§ **Source material**
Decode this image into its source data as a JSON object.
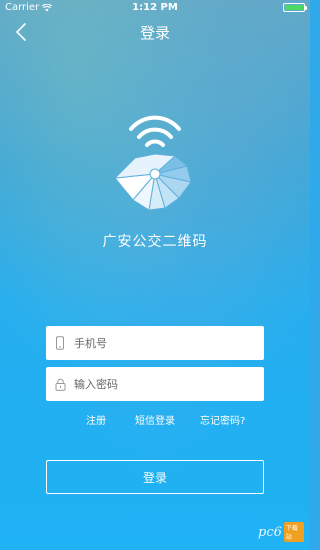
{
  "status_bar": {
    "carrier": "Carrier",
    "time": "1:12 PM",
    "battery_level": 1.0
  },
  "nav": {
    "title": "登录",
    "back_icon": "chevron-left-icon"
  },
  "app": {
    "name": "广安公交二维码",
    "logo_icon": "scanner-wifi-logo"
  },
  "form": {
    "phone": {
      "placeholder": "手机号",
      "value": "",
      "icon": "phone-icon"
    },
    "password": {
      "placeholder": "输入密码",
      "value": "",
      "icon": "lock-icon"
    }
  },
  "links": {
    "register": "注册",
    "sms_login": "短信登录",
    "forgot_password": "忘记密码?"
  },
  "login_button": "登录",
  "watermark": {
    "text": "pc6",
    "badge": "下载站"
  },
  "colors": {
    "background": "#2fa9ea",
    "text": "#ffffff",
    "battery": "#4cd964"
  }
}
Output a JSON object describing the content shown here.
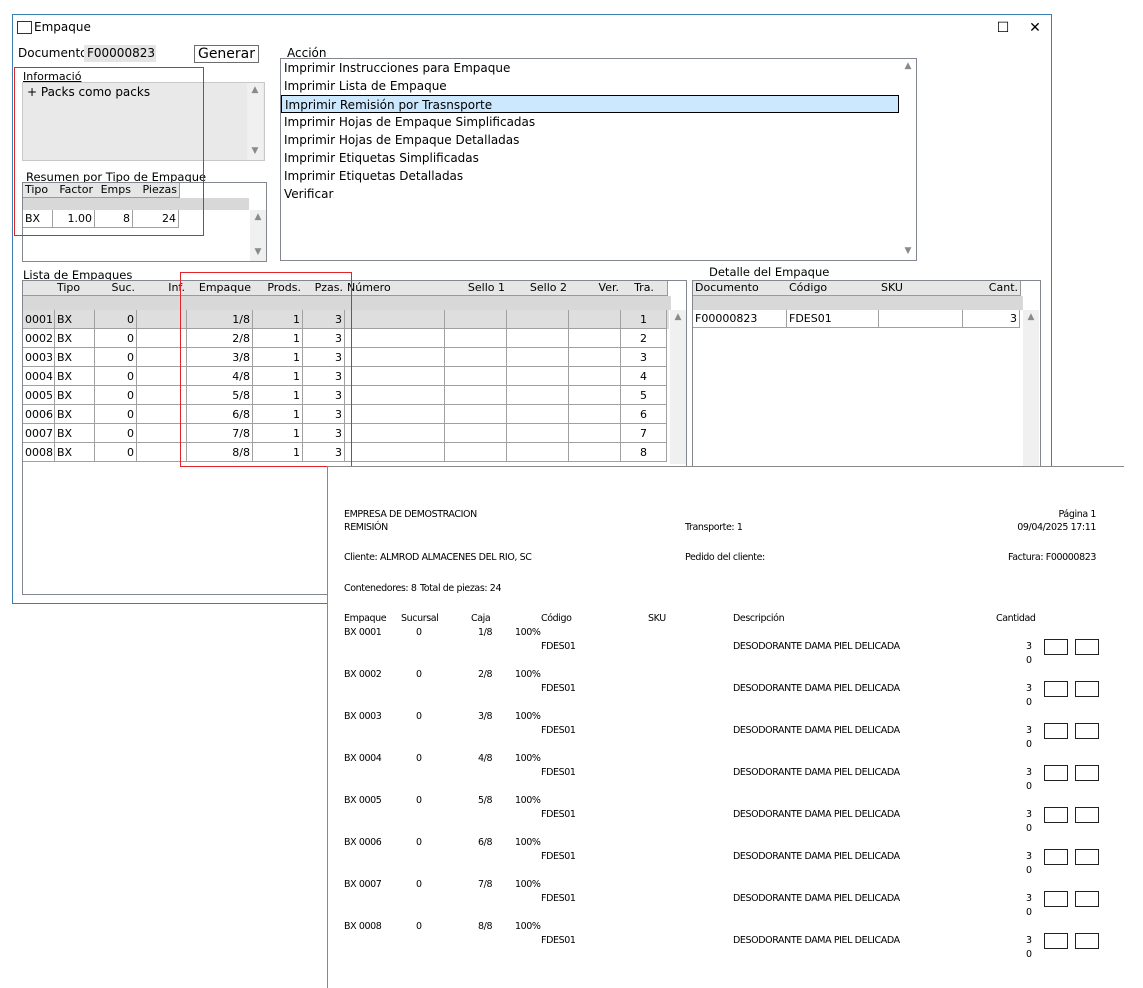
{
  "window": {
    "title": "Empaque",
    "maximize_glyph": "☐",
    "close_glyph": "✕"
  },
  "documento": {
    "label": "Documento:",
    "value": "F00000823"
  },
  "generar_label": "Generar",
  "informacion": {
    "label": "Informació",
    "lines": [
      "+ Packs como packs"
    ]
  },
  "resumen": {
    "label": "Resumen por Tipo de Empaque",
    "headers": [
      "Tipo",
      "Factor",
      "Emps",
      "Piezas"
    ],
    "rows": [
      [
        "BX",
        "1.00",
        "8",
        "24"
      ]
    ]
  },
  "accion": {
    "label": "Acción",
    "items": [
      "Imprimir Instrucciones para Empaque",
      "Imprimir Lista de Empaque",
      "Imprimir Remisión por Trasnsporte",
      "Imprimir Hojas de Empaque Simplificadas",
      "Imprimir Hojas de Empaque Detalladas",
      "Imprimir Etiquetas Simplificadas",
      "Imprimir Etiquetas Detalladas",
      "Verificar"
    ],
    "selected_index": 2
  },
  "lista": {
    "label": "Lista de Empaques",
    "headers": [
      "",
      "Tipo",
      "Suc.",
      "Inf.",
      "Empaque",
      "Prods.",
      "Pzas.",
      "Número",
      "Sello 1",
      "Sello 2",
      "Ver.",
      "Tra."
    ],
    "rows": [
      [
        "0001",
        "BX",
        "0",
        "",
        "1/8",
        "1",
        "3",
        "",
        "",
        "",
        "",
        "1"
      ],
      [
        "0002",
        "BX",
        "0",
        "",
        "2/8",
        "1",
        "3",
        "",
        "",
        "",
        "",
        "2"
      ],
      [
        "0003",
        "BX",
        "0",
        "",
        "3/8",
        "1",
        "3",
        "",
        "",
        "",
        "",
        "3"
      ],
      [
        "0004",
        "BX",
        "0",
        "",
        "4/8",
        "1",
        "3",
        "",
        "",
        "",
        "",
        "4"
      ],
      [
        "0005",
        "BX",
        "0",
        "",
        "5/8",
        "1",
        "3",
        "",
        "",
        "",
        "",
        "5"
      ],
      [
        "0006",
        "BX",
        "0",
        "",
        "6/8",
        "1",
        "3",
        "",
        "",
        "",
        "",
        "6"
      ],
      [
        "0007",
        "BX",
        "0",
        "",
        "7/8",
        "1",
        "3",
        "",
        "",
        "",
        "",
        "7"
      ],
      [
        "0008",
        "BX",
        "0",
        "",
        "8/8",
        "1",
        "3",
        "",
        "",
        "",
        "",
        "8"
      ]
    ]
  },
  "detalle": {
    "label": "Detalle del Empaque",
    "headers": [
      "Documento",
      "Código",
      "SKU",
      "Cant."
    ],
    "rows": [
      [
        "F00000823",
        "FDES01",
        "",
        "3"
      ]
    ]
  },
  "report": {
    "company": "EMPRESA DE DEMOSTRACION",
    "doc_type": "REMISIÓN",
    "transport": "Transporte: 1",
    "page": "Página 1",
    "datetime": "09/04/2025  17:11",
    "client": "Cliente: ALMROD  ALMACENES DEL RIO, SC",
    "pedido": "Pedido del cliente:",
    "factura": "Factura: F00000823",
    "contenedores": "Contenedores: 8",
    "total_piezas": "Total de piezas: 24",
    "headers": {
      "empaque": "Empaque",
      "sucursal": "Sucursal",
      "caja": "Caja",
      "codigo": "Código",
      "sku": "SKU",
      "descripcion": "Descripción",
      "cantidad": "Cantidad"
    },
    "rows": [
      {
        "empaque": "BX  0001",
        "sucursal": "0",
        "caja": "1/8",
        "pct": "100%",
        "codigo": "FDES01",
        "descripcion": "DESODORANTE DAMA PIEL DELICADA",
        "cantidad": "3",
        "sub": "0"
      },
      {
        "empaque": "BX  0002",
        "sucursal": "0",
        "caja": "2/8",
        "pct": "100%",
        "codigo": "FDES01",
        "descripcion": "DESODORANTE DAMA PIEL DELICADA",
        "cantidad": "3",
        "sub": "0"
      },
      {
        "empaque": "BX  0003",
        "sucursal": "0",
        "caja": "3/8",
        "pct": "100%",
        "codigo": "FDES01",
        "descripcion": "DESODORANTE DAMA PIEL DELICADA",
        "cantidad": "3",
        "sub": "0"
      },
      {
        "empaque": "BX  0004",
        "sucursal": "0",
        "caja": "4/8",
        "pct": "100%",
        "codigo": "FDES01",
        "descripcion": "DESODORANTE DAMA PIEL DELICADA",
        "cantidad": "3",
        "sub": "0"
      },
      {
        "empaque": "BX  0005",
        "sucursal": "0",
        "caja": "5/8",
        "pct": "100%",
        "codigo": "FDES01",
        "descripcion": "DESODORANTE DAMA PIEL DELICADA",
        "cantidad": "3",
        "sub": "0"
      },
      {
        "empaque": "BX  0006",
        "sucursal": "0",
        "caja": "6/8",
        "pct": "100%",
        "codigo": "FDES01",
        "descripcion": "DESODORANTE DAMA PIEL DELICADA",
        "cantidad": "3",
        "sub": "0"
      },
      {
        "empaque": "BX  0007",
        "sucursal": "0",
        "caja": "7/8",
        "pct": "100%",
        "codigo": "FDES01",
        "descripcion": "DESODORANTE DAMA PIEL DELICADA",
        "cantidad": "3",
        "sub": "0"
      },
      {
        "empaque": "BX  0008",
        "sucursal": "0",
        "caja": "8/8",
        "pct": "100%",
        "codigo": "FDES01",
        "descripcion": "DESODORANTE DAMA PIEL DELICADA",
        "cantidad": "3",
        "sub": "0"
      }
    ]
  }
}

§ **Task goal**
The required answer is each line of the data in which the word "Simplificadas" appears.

§ **Output of the task**
      "Imprimir Hojas de Empaque Simplificadas",
      "Imprimir Etiquetas Simplificadas",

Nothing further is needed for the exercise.